The author did a great job setting up the story with a slow build that introduces Janelle’s life, both at home and at school, along with any free time she may have, and accelerates once it hits the halfway point until it reaches the book’s climactic ending. In particular, the development of her home life was interesting and had depth. She has a mother who’s bi-polar and not “there” most of the time and a father who seemingly avoids dealing with the realities of his wife’s mental illness by being a workaholic, so all the household responsibilities fall on Janelle’s shoulders. She takes care of her family and does the majority of the cleaning, cooking, laundry, and most importantly of all, being a mother to her younger brother, Jared. She makes sure he does his homework, has meals, and gets to school on time. What’s nice about their relationship is that he actually respects his sister and there isn’t much in the way of petty arguments, which was refreshing. I liked the whole interrelationships of the core family: Janelle, Jared, and their father. They all loved each other, faults and all, and even adding in the situation that Janelle’s mother is in, they felt like a genuine family. Adding to that, both Alex (Janelle’s best friend and my favorite character) and Struz (her dad’s partner/friend) were a part of the family too. If there was anything that stood out in the book for me, it was how people related to each other in it, for good or ill. I loved Alex and Janelle’s friendship, again it was really authentic, and they were just that, best friends. No romantic agenda going on, no secret one-sided yearning, only true friendship where they looked out for one another.

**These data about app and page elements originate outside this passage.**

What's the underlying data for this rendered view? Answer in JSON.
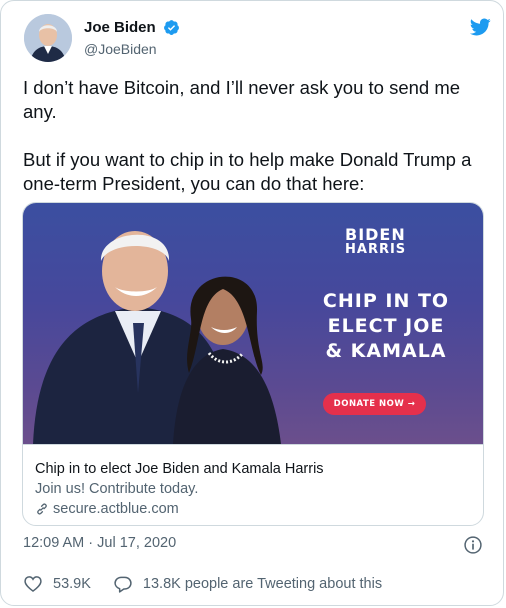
{
  "user": {
    "display_name": "Joe Biden",
    "handle": "@JoeBiden"
  },
  "tweet": {
    "paragraphs": [
      "I don’t have Bitcoin, and I’ll never ask you to send me any.",
      "But if you want to chip in to help make Donald Trump a one-term President, you can do that here:"
    ],
    "timestamp": "12:09 AM · Jul 17, 2020"
  },
  "card": {
    "logo_top": "BIDEN",
    "logo_bottom": "HARRIS",
    "promo_lines": [
      "CHIP IN TO",
      "ELECT JOE",
      "& KAMALA"
    ],
    "donate_label": "DONATE NOW →",
    "title": "Chip in to elect Joe Biden and Kamala Harris",
    "description": "Join us! Contribute today.",
    "domain": "secure.actblue.com"
  },
  "stats": {
    "likes": "53.9K",
    "tweeting": "13.8K people are Tweeting about this"
  },
  "colors": {
    "twitter_blue": "#1d9bf0",
    "donate_red": "#e5304c",
    "secondary_text": "#536471"
  }
}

Janelle herself was a strong character, but not so strong she never showed her feelings. She could be quick-tempered, but usually for good reason, she stood up for herself when necessary, and was sensible, so while she could be judgmental and at times conceited, those flaws made her realistic. Nobody’s perfect. The experiences she’s had to live through have molded her, so every action and reaction she made made perfect sense to who she is, whether it’s flying off the handle or falling into pieces. While I can’t say I ever totally liked her, I understood and respected her; there aren’t many YA characters I can say that about. Every character in the book had their own identity, whether they had a small role to play or a bigger one, so there was no confusion to who they were. Ben, the mysterious “stoner”, is of course the love interest. He could have been more fully fleshed out, but I still got a basic idea of who he was and he’s at least a nice guy, which is a novel idea these days. The love story between Janelle and Ben felt like it could actually happen that way. The chemistry between the two was well-written so the magnetic attraction between them is palpable. I remember how it is to be a teenager (scary but true), and I hate to be such a broken record, but it felt realistic. Do I think it was love? No, not yet, but they have a connection and it’s a start towards something serious.

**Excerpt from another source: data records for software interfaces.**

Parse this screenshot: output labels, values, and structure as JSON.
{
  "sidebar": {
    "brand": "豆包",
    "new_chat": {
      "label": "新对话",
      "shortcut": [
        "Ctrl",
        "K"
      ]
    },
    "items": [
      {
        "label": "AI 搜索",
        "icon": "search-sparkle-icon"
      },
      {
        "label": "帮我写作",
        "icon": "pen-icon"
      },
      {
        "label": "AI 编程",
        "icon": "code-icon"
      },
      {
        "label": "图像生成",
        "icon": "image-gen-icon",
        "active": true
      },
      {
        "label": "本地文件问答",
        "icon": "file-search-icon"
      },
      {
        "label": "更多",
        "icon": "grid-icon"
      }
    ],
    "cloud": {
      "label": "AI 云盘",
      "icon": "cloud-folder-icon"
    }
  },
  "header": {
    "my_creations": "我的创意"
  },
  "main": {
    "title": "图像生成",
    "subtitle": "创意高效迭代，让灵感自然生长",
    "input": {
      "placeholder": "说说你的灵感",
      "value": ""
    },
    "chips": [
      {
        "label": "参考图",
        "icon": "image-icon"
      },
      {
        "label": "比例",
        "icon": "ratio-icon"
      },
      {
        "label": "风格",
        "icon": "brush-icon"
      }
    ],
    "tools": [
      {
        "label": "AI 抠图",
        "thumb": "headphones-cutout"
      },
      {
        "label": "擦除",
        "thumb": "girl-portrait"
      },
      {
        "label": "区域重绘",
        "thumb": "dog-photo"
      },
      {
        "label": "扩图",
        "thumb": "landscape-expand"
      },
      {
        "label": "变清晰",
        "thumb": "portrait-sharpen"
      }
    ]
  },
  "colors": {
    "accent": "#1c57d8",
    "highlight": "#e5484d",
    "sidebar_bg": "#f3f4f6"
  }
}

The plot is intriguing and has a lot of good ideas that generally mesh well together. Each short chapter, some less than a page long, features numbers counting down to the big event that’s at the core of the novel. I’m not going to go into details since it’d be too hard to do without giving anything away, but I will say that I enjoyed how the story was told and how it unfolded. While this is sci-fi, it’s light on the ‘sci’ part and not everything is explained as well as it could be, but hopefully the sequel will tackle some of the bigger components. Most of my complaints are trivial: the ending was rushed for an almost 450 page book, there was a passing comment about AAA that wasn’t right, the phrase ‘junior detective’ was used just a little too much, an info dump that would have worked better as dialogue, and a couple of other inconsistencies that hopefully were caught before the final copy was printed. However, I admit to some ire at an event that happened at the end, I just didn’t feel there was any need for it plot-wise and thought it total overkill. That was unfortunate but overall I still enjoyed the book cover to cover. A solid four-star book that’s a cut above the rest and left me looking forward to the sequel.
Originally reviewed: August 15
Received: Amazon Vine